BRRRR method and a first time Investor

So what's BRRRR? It's an interesting term acronym made famous by Bigger Pockets, but it's actually been around for years, Buy Renovate, Rent, Refinance, Repeat.  We get lots of questions in our office from first-time investors on BRRRR and also respond to a lot of questions on Bigger Pockets.

Originally posted by @Tim- I've taken the deep dive into REI about a month and have been consumed with information ever since. I'm looking to purchase my first property within the coming months and the BRRRR strategy has really stuck out to me as a great opportunity. Only issue is, every story I've heard has been one of success and it CANNOT be just that easy. I've watched webinars and have learned about different risks but I'm trying to understand all of them and see if it's a good fit for a first time investor like myself. Is it really a matter of nailing your numbers like rehab costs, getting that correct appraisal you're looking for and having an eye for a great deal?? I've been very back and forth with financing as well as it's related to the BRRRR method and stuck whether I should be focusing on a hard money lender, which I know can be expensive depending on interest rates and possibly points, or stick with a conventional loan. I want to start reaching out to lenders but also have a solid foundation on how I would like to approach the deal financially. Any input would be greatly appreciated and I apologize for this winded post, as you all know, there's a ton of info out there to try and digest!! Thanks and I look forward to your responses

@Crystal Smith: Whether your a first time or an investor with a lot of experience I believe one of the most important things missing from your list is "cash reserves". Whether you go conventional or hard money you need cash reserves. it could be your cash or someone else's. A lender will want to know that have and are prepared to put some of your own skin in the game.  so be prepared to share your own balance sheet.

@Tim: Thanks for your input, I appreciate it. I have reserves in the bank definitely, I would like to just hold onto those reserves, at least as much as possible. I’m not opposed to putting a down payment down, whether it’s hard money or conventional, and don’t mind having skin in the game. That makes sense, I just don’t want to drain all reserves I have and put myself in a trick bag for my primary residence, I like to keep an emergency fund. I would like to be able to finance correctly to keep some reserves I have and have momentum going into the next property if that makes sense. Maybe I just need to take a step back and weather the storm of my first property and go from there without worrying so much about my second . I've also thought about doing a HELOC to help with the down payment and or the rehab costs.

@Crystal Smith: Don't give up so easily. Since you have reserves, the trick is showing it on your balance sheet, then only using it for emergencies or since the topic is BRRRR, using it to fill the gap between what you get from a lender and what you really need to complete a renovation, and then when you refinance getting all or most of your reserve back.

Simple example- Total cost for a project is $100K, the lender gives your $90K; you fill the gap with $10K of your own money. When the project is complete and you refinance you get all or a portion of your $10K back.  It doesn't always work out this way but that's the objective.
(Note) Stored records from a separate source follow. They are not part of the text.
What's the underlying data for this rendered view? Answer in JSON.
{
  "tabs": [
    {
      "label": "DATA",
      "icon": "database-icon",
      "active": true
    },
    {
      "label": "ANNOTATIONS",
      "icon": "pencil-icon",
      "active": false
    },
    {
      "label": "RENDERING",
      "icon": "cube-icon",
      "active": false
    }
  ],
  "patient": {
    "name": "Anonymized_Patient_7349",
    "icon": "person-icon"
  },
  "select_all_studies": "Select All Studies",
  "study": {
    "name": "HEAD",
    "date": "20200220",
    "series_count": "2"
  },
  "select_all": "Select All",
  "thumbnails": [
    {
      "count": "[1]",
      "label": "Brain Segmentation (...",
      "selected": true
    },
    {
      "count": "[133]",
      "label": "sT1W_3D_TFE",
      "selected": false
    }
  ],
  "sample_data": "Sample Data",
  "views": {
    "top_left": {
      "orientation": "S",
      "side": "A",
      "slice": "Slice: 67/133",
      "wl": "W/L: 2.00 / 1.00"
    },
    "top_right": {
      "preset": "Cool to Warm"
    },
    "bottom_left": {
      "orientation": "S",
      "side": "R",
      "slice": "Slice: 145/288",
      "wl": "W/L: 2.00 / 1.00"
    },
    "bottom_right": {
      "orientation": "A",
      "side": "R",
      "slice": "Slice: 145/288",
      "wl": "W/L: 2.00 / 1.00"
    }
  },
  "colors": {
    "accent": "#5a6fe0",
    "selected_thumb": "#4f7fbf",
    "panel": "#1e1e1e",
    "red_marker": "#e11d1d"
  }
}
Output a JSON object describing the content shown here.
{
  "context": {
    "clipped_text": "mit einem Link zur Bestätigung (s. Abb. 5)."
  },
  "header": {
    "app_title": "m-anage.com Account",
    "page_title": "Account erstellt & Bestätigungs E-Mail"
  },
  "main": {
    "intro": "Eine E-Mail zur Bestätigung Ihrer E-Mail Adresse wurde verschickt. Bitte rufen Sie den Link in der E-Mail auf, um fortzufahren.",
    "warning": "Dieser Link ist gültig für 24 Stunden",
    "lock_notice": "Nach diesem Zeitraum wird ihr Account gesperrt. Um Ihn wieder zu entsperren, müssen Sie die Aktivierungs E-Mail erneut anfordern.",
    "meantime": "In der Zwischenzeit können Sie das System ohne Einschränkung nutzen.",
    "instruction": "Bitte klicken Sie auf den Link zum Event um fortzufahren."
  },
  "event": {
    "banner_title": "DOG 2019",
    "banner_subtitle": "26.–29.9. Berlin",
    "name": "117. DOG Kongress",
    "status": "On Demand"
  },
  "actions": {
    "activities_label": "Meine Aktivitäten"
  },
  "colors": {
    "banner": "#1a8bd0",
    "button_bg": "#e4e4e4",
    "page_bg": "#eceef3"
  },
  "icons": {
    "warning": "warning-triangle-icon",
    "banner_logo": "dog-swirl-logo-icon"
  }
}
Another example:  Lender wants to see you have the $10K on your balance sheet- You show it but don't use it. This is where Real Estate gets fun- Make a deal with someone privately to borrow the $10K to fill the gap. Refinance and pay that person back.